Abstract: In a survey on software used to manage statistics consulting projects and billing, we received responses from 38 statistics and biostatistics departments. Of these, 31.2 % of departments reported no system for tracking projects and 34.2% reported no software in use for billing; 39.5% of departments used some combination of a REDCap/Google/Microsoft Form to capture client/project information; 8 organizations (21.1%) use enterprise billing software (defined as software capable of handling both project management and billing), including iLab, Replicon, Labvantage, and Stratocore, in declining order of popularity. While in-house developed software (21.6%) was relatively common, it was not always clear if these systems handled both project management and billing.



We conducted a brief survey via email, sent out to 92 statistics and biostatistics departments. We received responses from 38 departments (41.3% response rate). The survey asked two questions on statistical consulting practices: 1) What software does the department use to track projects and 2) what system does the department use for billing?
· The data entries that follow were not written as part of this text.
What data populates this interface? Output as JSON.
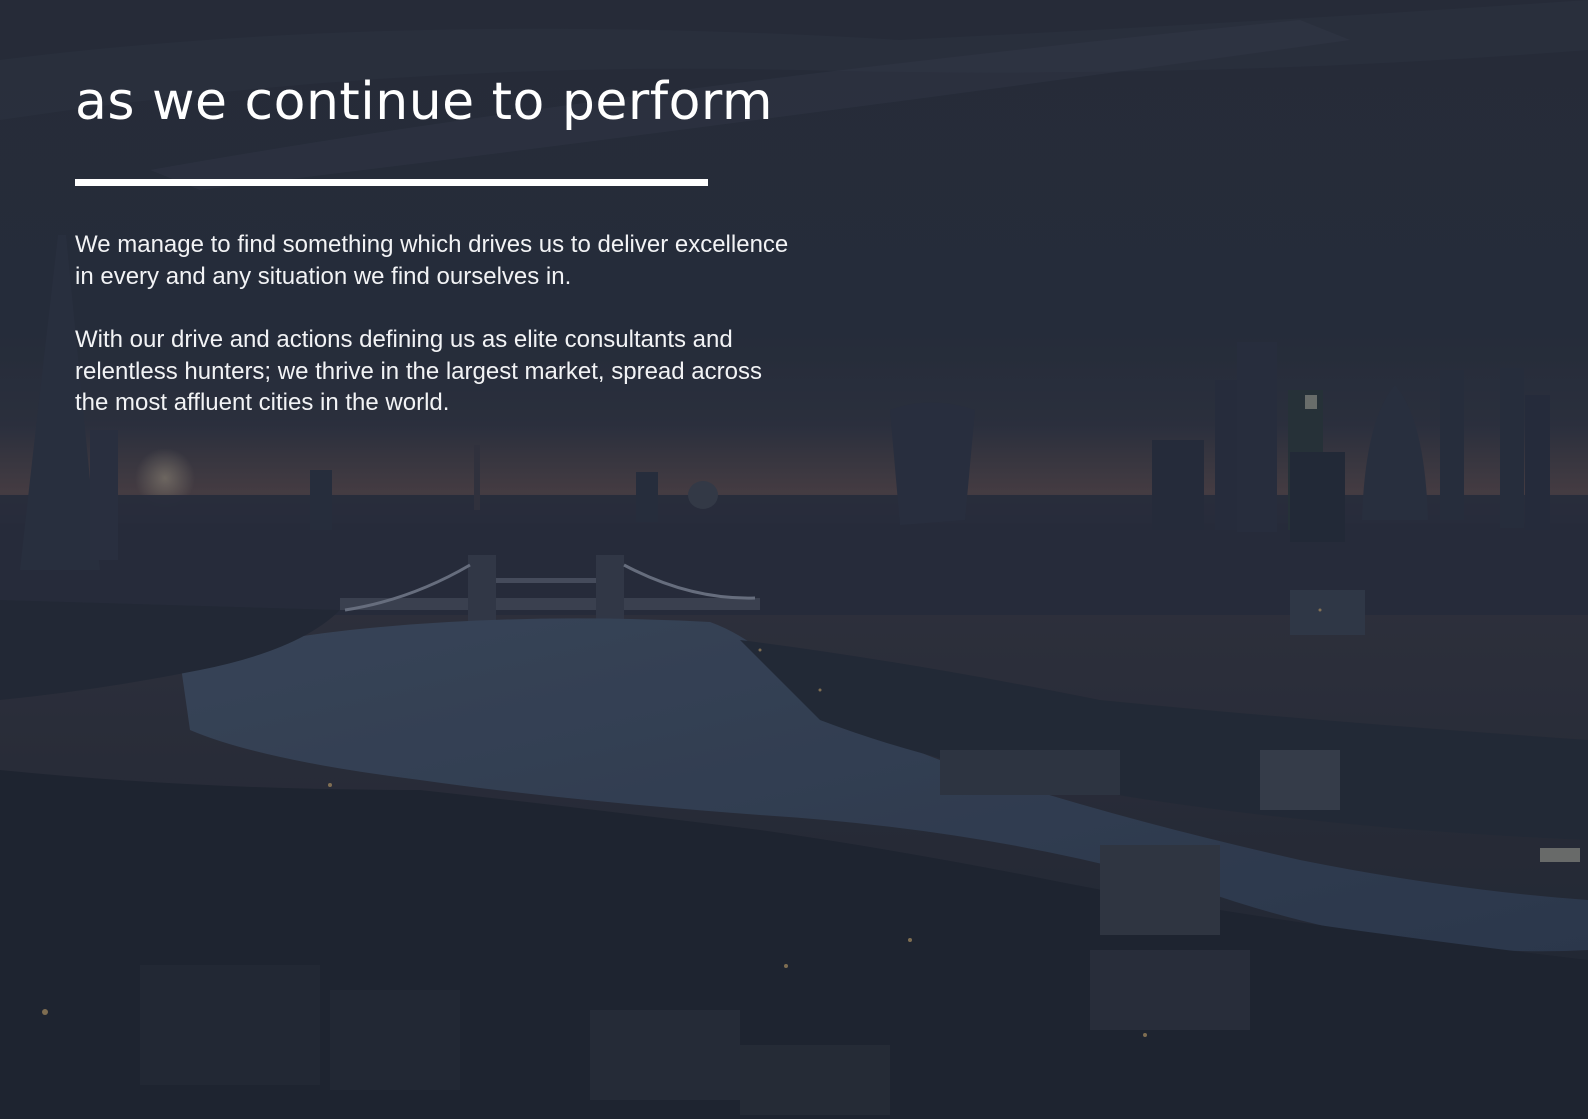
{
  "headline": "as we continue to perform",
  "paragraphs": [
    "We manage to find something which drives us to deliver excellence in every and any situation we find ourselves in.",
    "With our drive and actions defining us as elite consultants and relentless hunters; we thrive in the largest market, spread across the most affluent cities in the world."
  ],
  "colors": {
    "overlay": "#232a37",
    "text": "#ffffff",
    "river": "#3d4d63",
    "sky_glow": "#7a5a52"
  }
}
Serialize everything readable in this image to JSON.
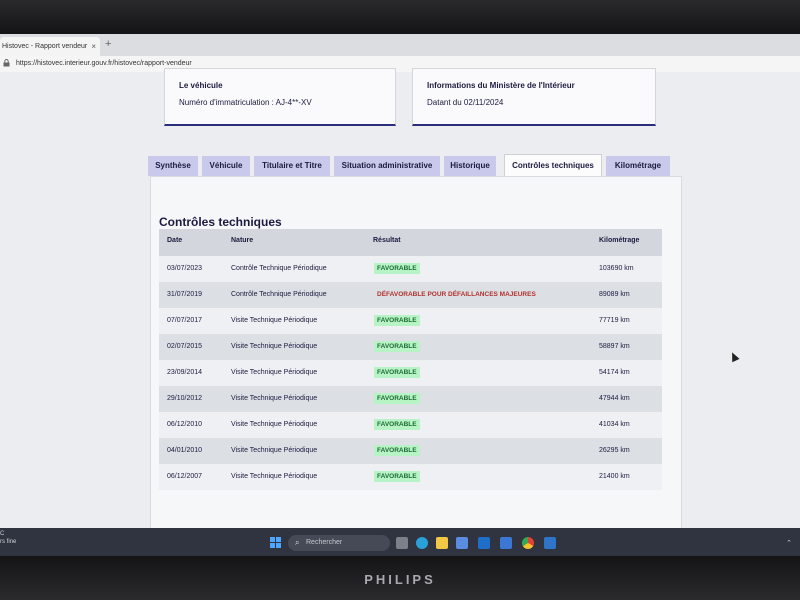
{
  "browser": {
    "tab_title": "Histovec - Rapport vendeur",
    "tab_close": "×",
    "new_tab": "+",
    "url": "https://histovec.interieur.gouv.fr/histovec/rapport-vendeur"
  },
  "cards": {
    "vehicle": {
      "title": "Le véhicule",
      "text": "Numéro d'immatriculation : AJ-4**-XV"
    },
    "ministry": {
      "title": "Informations du Ministère de l'Intérieur",
      "text": "Datant du 02/11/2024"
    }
  },
  "tabs": [
    {
      "label": "Synthèse",
      "active": false
    },
    {
      "label": "Véhicule",
      "active": false
    },
    {
      "label": "Titulaire et Titre",
      "active": false
    },
    {
      "label": "Situation administrative",
      "active": false
    },
    {
      "label": "Historique",
      "active": false
    },
    {
      "label": "Contrôles techniques",
      "active": true
    },
    {
      "label": "Kilométrage",
      "active": false
    }
  ],
  "section": {
    "title": "Contrôles techniques",
    "headers": [
      "Date",
      "Nature",
      "Résultat",
      "Kilométrage"
    ],
    "rows": [
      {
        "date": "03/07/2023",
        "nature": "Contrôle Technique Périodique",
        "result": "FAVORABLE",
        "favorable": true,
        "km": "103690 km"
      },
      {
        "date": "31/07/2019",
        "nature": "Contrôle Technique Périodique",
        "result": "DÉFAVORABLE POUR DÉFAILLANCES MAJEURES",
        "favorable": false,
        "km": "89089 km"
      },
      {
        "date": "07/07/2017",
        "nature": "Visite Technique Périodique",
        "result": "FAVORABLE",
        "favorable": true,
        "km": "77719 km"
      },
      {
        "date": "02/07/2015",
        "nature": "Visite Technique Périodique",
        "result": "FAVORABLE",
        "favorable": true,
        "km": "58897 km"
      },
      {
        "date": "23/09/2014",
        "nature": "Visite Technique Périodique",
        "result": "FAVORABLE",
        "favorable": true,
        "km": "54174 km"
      },
      {
        "date": "29/10/2012",
        "nature": "Visite Technique Périodique",
        "result": "FAVORABLE",
        "favorable": true,
        "km": "47944 km"
      },
      {
        "date": "06/12/2010",
        "nature": "Visite Technique Périodique",
        "result": "FAVORABLE",
        "favorable": true,
        "km": "41034 km"
      },
      {
        "date": "04/01/2010",
        "nature": "Visite Technique Périodique",
        "result": "FAVORABLE",
        "favorable": true,
        "km": "26295 km"
      },
      {
        "date": "06/12/2007",
        "nature": "Visite Technique Périodique",
        "result": "FAVORABLE",
        "favorable": true,
        "km": "21400 km"
      }
    ]
  },
  "taskbar": {
    "search_placeholder": "Rechercher",
    "weather_line1": "C",
    "weather_line2": "rs fine"
  },
  "monitor": {
    "brand": "PHILIPS"
  },
  "colors": {
    "accent_navy": "#2b2e7a",
    "tab_purple": "#c9c9ec",
    "badge_green_bg": "#b8f3c6",
    "badge_red_text": "#b2302c"
  }
}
For billing, a surprising number of organizations reported that they either had no consulting unit (13.2%) or did not have a fee-for-service charge (34.2% ), instead relying on percent effort from grants. Similarly, 28.9% of respondents reported that they used their organization’s Office of Sponsored Projects/Grants Office to handle billing. Two respondents (5.3%) reported using an academic class staffed by grad students or a TA system to handle consulting and thus did not charge. Of those organizations with a consulting unit, thirteen (34.2%) reported no formal system for billing. Eight organizations (21.1%) use enterprise billing software, including iLab, Replicon, Labvantage, and Stratocore (in declining order of popularity). Most of those packages include software for tracking projects; however, it was not always clear if the organization in question makes use of that feature. Lastly, eight organizations have built in-house software to handle billing/and or project management.


For project tracking and capturing project requests, fifteen organizations (39.5%) reported using an online form/database. Microsoft Forms/Excel/Microsoft Access was the most popular software in use with a total of nine organizations, but six groups used either REDCap, Google Forms, ClickUp or Qualtrics to track projects. A surprising 36.4% of respondents with consulting units stated that they had no system for tracking projects and relied on individual consultants to track projects on their own.



It was surprising to us, how many respondents do not use a formal project tracking/billing system. We do understand that although enterprise software, which handles both billing and project tracking, provides an end-to-end solution, most of these packages have quite expensive annual license charges. While it may be enticing to build an in-house software solution, 25% of the groups that use such a system reported significant system failures. For our own organization, we are attempting to use Power Automate to handle project tracking/project startup and invoicing. We also posted on Reddit in r/statistics with the same questions and the most helpful response suggested Jira for project tracking and time entry.


Note: Close to 15% of survey recipients replied saying they forwarded our questions to another individual in their organization; but we did not hear back by the close of the study. This brings the overall response rate to over 50% (including non-answer responses).


Acknowledgements: Thank you to Dr. Rongshun Zhu and Trish Goedecke, MSc, for all your help and of course, thank you to all the respondents.